The Cork Folklore Project, established as a community-based urban public folklore project in 1996, is singular in Ireland in its nature and longevity. The project incorporates both research and job training and support, and disseminates its work in journal, book, audio/radio, film and online formats, with an emphasis on distribution at no cost to audiences. Since June 2010, we have been carrying out interviews and accessing our archives in order to create an online map of Cork City that will document personal memories, folk narratives, occupational lore, characters and stories associated with different areas of the city. Map users can click on a point to hear people talk about their memories of growing up in the area, stories of events that happened there, or descriptions of the trades and streetscapes of bygone and recent times. Each audio segment is accompanied by an image and a transcript. The map will provide a very different virtual city tour for tourists and newcomers to Cork, and function as a resource for schools, local groups and individuals.
This ongoing project raises many questions regarding ethnographic methodology and dissemination. What ‘new’ audiences may be reached by this mode of dissemination? How can we assess the impact of such a project? How might a project like this serve both community and academic purposes?

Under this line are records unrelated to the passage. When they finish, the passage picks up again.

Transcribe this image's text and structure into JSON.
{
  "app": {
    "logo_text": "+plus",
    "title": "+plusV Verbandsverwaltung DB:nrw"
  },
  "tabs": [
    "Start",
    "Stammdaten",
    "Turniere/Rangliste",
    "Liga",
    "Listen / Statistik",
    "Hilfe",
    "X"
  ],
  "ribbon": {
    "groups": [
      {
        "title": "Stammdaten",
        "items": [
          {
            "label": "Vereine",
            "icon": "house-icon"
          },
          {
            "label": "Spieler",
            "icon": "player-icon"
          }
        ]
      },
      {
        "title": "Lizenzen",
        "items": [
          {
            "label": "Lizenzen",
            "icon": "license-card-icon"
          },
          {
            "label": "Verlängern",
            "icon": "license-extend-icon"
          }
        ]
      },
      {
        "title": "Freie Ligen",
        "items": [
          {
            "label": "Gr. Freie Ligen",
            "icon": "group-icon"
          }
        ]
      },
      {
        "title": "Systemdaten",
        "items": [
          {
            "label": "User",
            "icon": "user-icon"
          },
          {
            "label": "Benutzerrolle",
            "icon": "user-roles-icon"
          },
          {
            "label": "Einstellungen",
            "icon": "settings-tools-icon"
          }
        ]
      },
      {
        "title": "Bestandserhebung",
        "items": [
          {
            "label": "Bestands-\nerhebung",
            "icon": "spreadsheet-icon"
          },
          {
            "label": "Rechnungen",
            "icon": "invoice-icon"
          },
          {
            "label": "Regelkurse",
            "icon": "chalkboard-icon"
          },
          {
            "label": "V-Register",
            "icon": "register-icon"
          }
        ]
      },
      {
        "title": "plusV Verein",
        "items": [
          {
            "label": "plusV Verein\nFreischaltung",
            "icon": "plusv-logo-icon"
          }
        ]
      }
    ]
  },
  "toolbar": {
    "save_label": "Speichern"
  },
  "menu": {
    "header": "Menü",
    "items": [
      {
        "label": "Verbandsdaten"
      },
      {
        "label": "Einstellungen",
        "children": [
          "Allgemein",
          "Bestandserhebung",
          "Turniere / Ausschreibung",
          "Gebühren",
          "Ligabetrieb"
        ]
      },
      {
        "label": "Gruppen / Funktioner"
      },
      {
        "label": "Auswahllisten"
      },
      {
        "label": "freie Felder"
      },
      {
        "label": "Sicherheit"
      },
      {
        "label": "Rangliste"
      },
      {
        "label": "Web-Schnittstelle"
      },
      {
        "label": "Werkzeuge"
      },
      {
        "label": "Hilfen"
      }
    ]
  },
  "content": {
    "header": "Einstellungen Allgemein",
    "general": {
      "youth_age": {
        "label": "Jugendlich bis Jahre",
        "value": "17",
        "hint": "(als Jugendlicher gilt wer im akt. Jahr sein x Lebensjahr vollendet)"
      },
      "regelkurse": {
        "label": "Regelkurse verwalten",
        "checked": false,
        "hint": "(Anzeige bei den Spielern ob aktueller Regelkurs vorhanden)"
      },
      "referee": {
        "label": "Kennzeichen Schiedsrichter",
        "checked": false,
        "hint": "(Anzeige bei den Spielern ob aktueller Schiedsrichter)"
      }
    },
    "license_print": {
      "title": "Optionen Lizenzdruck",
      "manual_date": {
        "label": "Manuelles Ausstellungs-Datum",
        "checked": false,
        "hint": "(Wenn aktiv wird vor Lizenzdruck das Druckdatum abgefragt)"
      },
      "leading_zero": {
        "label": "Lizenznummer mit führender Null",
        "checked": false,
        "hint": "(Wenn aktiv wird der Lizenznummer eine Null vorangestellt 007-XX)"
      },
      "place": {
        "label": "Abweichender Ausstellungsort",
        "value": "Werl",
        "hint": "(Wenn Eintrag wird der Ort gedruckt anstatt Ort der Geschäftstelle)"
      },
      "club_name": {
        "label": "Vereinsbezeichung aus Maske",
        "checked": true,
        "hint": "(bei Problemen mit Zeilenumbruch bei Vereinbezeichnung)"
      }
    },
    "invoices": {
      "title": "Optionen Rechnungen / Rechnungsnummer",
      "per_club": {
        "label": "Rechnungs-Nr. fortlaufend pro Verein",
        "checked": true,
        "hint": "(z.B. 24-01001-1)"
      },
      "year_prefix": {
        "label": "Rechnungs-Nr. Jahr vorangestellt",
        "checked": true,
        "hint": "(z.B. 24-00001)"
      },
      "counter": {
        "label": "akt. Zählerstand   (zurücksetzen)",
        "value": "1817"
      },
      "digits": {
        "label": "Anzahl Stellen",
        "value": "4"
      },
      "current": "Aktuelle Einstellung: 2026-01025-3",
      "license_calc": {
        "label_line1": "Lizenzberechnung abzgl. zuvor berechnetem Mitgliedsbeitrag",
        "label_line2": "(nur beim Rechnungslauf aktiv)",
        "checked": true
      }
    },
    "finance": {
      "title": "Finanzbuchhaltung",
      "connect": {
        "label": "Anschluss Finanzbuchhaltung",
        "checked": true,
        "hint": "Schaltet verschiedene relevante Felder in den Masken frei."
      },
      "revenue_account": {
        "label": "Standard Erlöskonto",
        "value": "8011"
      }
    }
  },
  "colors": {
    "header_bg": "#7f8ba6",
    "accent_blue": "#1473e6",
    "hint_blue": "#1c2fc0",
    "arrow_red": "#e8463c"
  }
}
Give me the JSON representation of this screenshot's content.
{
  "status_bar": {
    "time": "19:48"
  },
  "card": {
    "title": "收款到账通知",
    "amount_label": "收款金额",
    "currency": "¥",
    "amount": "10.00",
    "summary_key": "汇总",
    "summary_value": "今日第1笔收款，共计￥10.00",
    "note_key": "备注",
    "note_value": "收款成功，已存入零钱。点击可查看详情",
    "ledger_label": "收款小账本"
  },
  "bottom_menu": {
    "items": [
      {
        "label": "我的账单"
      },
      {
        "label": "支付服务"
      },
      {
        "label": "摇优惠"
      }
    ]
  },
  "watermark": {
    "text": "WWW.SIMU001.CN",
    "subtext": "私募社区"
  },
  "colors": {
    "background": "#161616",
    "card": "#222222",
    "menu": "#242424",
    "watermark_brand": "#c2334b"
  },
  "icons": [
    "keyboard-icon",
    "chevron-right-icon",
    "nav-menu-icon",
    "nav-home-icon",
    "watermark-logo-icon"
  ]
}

What are the possibilities and challenges of new technologies for place-making in an urban context?